Your instructions ::
Show all lines from the data that include the word "views".

• • •

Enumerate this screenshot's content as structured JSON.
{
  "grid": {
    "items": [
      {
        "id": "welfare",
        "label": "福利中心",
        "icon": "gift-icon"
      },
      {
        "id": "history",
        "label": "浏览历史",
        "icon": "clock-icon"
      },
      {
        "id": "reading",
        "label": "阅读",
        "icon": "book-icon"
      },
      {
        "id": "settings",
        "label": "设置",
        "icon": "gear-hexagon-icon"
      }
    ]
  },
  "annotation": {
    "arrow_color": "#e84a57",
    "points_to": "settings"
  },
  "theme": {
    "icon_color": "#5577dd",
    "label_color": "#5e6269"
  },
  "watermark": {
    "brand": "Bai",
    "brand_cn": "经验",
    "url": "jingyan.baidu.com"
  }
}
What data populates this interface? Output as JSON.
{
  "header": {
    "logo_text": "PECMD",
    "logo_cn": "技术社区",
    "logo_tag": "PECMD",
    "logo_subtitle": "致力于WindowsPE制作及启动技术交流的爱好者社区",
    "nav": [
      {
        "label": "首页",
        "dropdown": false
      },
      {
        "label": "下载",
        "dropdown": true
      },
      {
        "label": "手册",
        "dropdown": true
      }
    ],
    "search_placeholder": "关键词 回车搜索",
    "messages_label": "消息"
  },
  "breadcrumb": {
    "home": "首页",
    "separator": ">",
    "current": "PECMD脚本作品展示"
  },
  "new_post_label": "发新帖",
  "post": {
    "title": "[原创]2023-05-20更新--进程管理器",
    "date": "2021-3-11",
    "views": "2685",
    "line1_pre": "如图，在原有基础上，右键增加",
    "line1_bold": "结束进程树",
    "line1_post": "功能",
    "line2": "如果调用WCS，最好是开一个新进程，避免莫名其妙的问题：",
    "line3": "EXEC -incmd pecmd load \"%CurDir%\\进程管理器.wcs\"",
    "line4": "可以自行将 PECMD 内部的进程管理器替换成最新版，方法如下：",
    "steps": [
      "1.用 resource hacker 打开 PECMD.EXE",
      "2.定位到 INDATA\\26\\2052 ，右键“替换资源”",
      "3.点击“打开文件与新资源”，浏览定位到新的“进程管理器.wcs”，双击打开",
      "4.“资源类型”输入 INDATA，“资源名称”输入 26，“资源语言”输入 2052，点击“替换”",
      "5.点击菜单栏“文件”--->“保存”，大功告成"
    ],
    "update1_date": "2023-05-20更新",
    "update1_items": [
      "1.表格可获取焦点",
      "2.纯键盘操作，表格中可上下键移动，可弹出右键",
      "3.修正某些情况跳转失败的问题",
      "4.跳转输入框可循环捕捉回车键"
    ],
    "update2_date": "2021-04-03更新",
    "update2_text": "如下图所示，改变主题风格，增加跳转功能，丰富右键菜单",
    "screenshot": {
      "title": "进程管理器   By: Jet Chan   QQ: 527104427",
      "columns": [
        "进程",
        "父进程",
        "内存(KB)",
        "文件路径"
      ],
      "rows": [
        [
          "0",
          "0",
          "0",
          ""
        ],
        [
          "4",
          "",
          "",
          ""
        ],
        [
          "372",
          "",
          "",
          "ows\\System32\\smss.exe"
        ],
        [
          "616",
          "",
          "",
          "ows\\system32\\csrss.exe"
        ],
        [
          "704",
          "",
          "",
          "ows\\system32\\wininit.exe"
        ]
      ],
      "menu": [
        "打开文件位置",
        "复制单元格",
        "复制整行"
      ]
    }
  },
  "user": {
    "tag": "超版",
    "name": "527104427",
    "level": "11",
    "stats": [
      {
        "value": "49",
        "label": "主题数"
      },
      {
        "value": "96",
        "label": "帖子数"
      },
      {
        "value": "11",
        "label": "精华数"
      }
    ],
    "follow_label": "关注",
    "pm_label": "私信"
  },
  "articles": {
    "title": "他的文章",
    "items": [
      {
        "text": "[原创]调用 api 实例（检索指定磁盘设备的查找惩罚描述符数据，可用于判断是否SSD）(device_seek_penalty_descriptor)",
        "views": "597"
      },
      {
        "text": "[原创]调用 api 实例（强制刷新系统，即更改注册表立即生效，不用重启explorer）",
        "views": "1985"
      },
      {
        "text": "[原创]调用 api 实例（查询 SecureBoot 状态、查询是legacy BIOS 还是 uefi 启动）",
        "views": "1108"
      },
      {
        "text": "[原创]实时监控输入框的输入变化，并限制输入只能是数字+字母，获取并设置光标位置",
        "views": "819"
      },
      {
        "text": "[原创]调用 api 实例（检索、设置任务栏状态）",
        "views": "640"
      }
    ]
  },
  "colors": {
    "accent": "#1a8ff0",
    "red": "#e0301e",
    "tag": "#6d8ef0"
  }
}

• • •

Written answer ::
    "views": "2685",
        "views": "597"
        "views": "1985"
        "views": "1108"
        "views": "819"
        "views": "640"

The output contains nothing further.